Some of my most pleasant memories as a child are of playing with wood building blocks. Once I mastered the basics of stacking one block on another, my goal was always to build as high as I possibly could. Being the quick learner that I am, I soon discovered that the stronger the foundation, the higher each stage of my skyscraper could be. Sacrificing width for height (I only had so many blocks) would result in skyscraper collapse.
The same building-block rules apply to selling: the stronger and broader the foundation of the relationship and trust, the higher and sturdier your sales success. The question then becomes, “How do we build this foundation?” Especially, how do we begin to build trust with a prospect we meet for the first time?
Building Trust during the Sales Process
In my work with clients at RAIN Group, I often assist in their sales conversations with their prospects. Not too long ago, I participated in a sales meeting for a technology product provider (our client) with the management team of a buttoned-down investment banking firm (their prospect). We were the third of three companies presenting that day (always good to be last) and had arrived a little early for our meeting. Through the glass window into the conference room, we could see one of competitors walking through their dog and pony show scheduled to end at noon. Noon came and went, then 12:15…12:20…12:27…until finally they walked out.

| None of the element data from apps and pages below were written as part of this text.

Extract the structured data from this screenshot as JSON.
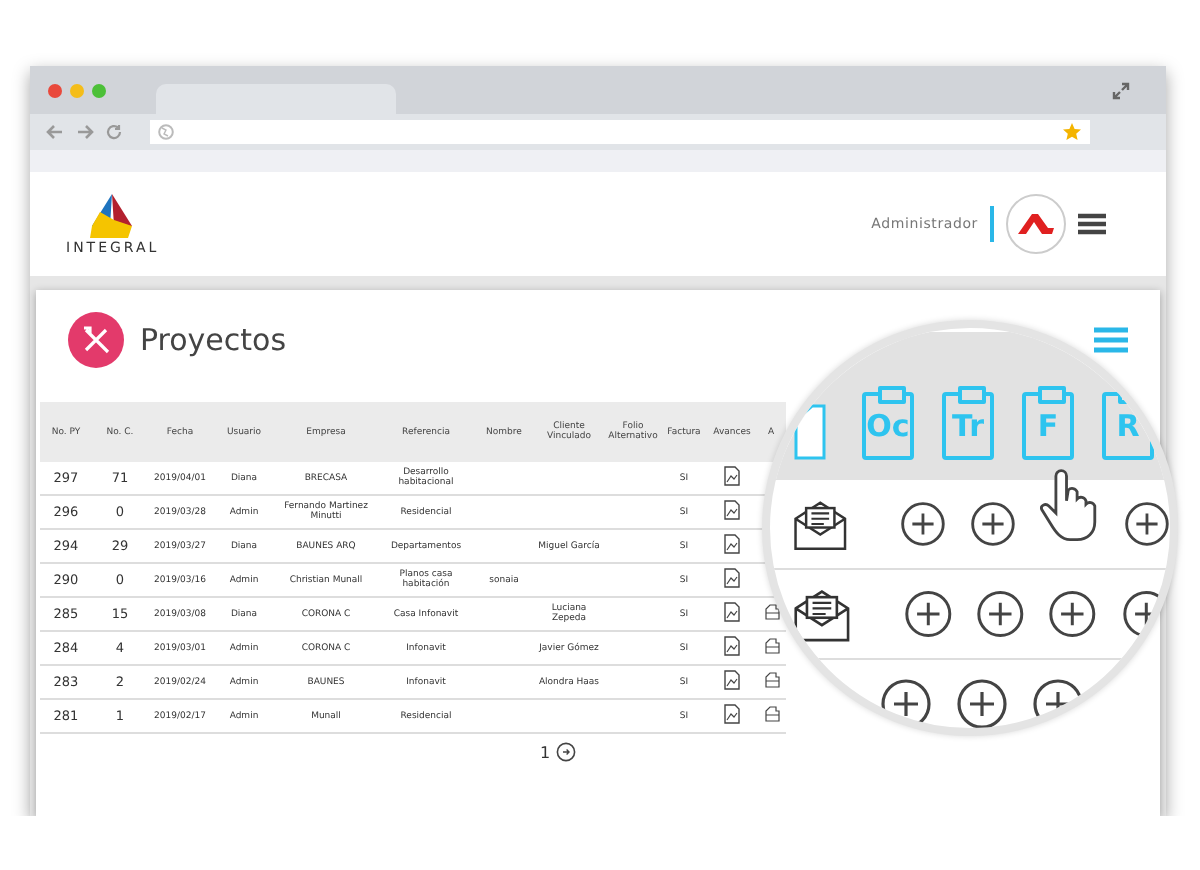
{
  "header": {
    "logo_text": "INTEGRAL",
    "user": "Administrador"
  },
  "page": {
    "title": "Proyectos"
  },
  "table": {
    "columns": [
      {
        "label": "No. PY",
        "kind": "text"
      },
      {
        "label": "No. C.",
        "kind": "text"
      },
      {
        "label": "Fecha",
        "kind": "text"
      },
      {
        "label": "Usuario",
        "kind": "text"
      },
      {
        "label": "Empresa",
        "kind": "text"
      },
      {
        "label": "Referencia",
        "kind": "text"
      },
      {
        "label": "Nombre",
        "kind": "text"
      },
      {
        "label": "Cliente Vinculado",
        "kind": "text"
      },
      {
        "label": "Folio Alternativo",
        "kind": "text"
      },
      {
        "label": "Factura",
        "kind": "text"
      },
      {
        "label": "Avances",
        "kind": "doc"
      },
      {
        "label": "A",
        "kind": "clip"
      }
    ],
    "rows": [
      {
        "cells": [
          "297",
          "71",
          "2019/04/01",
          "Diana",
          "BRECASA",
          "Desarrollo habitacional",
          null,
          null,
          null,
          "SI"
        ],
        "a": false
      },
      {
        "cells": [
          "296",
          "0",
          "2019/03/28",
          "Admin",
          "Fernando Martinez Minutti",
          "Residencial",
          null,
          null,
          null,
          "SI"
        ],
        "a": false
      },
      {
        "cells": [
          "294",
          "29",
          "2019/03/27",
          "Diana",
          "BAUNES ARQ",
          "Departamentos",
          null,
          "Miguel García",
          null,
          "SI"
        ],
        "a": false
      },
      {
        "cells": [
          "290",
          "0",
          "2019/03/16",
          "Admin",
          "Christian Munall",
          "Planos casa habitación",
          "sonaia",
          null,
          null,
          "SI"
        ],
        "a": false
      },
      {
        "cells": [
          "285",
          "15",
          "2019/03/08",
          "Diana",
          "CORONA C",
          "Casa Infonavit",
          null,
          "Luciana Zepeda",
          null,
          "SI"
        ],
        "a": true
      },
      {
        "cells": [
          "284",
          "4",
          "2019/03/01",
          "Admin",
          "CORONA C",
          "Infonavit",
          null,
          "Javier Gómez",
          null,
          "SI"
        ],
        "a": true
      },
      {
        "cells": [
          "283",
          "2",
          "2019/02/24",
          "Admin",
          "BAUNES",
          "Infonavit",
          null,
          "Alondra Haas",
          null,
          "SI"
        ],
        "a": true
      },
      {
        "cells": [
          "281",
          "1",
          "2019/02/17",
          "Admin",
          "Munall",
          "Residencial",
          null,
          null,
          null,
          "SI"
        ],
        "a": true
      }
    ]
  },
  "pagination": {
    "pages": [
      "1"
    ]
  },
  "magnifier": {
    "tabs": [
      "Oc",
      "Tr",
      "F",
      "R"
    ]
  }
}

After a five minute break we were ushered in. Following normal introductions, our client asked the managing partner, who was looking a little tired and frustrated, “I know we have an hour, but if we can get through our presentation by 1:05 so you can get back on schedule would that help?” The managing partner replied, “If you can get done in 30 minutes, I will buy you all lunch!”
After 25 minutes, our client noted that he was five minutes from the end of the 30-minute time frame, and asked if his prospect had anything they needed to hear that we hadn’t covered. The response: “Thank you for your sensitivity to our time. This is good stuff, let’s keep going.”
We ended up going through lunch. The meeting ended. We left.
Our client had established both rapport and trust by simply promising and delivering on a timely presentation, and showing concern for the client. Ultimately, the prospect agreed to buy their products.
If I asked most sales people to estimate how long it takes to build trust, I might hear. “Longer than I have.” But true sales professionals realize that without trust, they will sell very little. With trust, their ability to influence and sell is greatly enhanced. These people approach selling with the patience necessary to build trust. However, you can start to build trust in each sales conversation by attending to a few basics.
- Tell the truth, the whole truth, and nothing but the truth. Few plan on lying intentionally, but do you ever leave out crucial facts? Do you hedge your answers when it comes to those tough questions? Do you embellish a little too much? If you don’t start with complete honesty in mind, and complete honesty in communication, the prospect will sense it, and if you do win the deal, you might find yourself getting ‘found out’ later.
- Don’t be afraid to say “I don’t know.” Sometimes you might not know the answer to a question, the right path to take, or how something might work. By admitting you do not know, but communicating your willingness to get the answer, you establish credibility and honesty.
- Deliver on your promises. How many times do you hear “Underpromise, and overdeliver?” Great advice, but not just for the delivery of your product and services. Keep your promises, starting with showing up on time and prepared for the first meeting. After meeting, follow up as promised. Send the proposal on time. All these actions during the sales process help the buyer to see that you are someone on whom they can rely.
- Demonstrate (don’t just talk about) your expertise. Actions speak louder than words. When prospects experience what you have to offer, it speaks volumes. Whatever you sell, the buyer has to build trust in you and it. White papers, demonstrations, case studies, testimonials, examples…all help the buyer to trust in the outcome of what you have promised.
- Leave self-interest at the door. The more a buyer perceives you to be self-interested, the less inclined they are to trust you. There is nothing wrong with sales person self-interest. People may find their sales careers fulfilling, but they don’t come to work for charity. They come to make money and have success. It’s OK for you to win, but it’s not OK for you to put your win ahead of the customer’s interest. Play to win, but do so in the context of a client win.
It’s no fun having a deal collapse because everything was great except the level of trust. As you work through your sales conversations, you’ll uncover need, craft solutions, and communicate value. Never forget that these must sit on a foundation of trust if the prospect is going to buy anything, ever from you.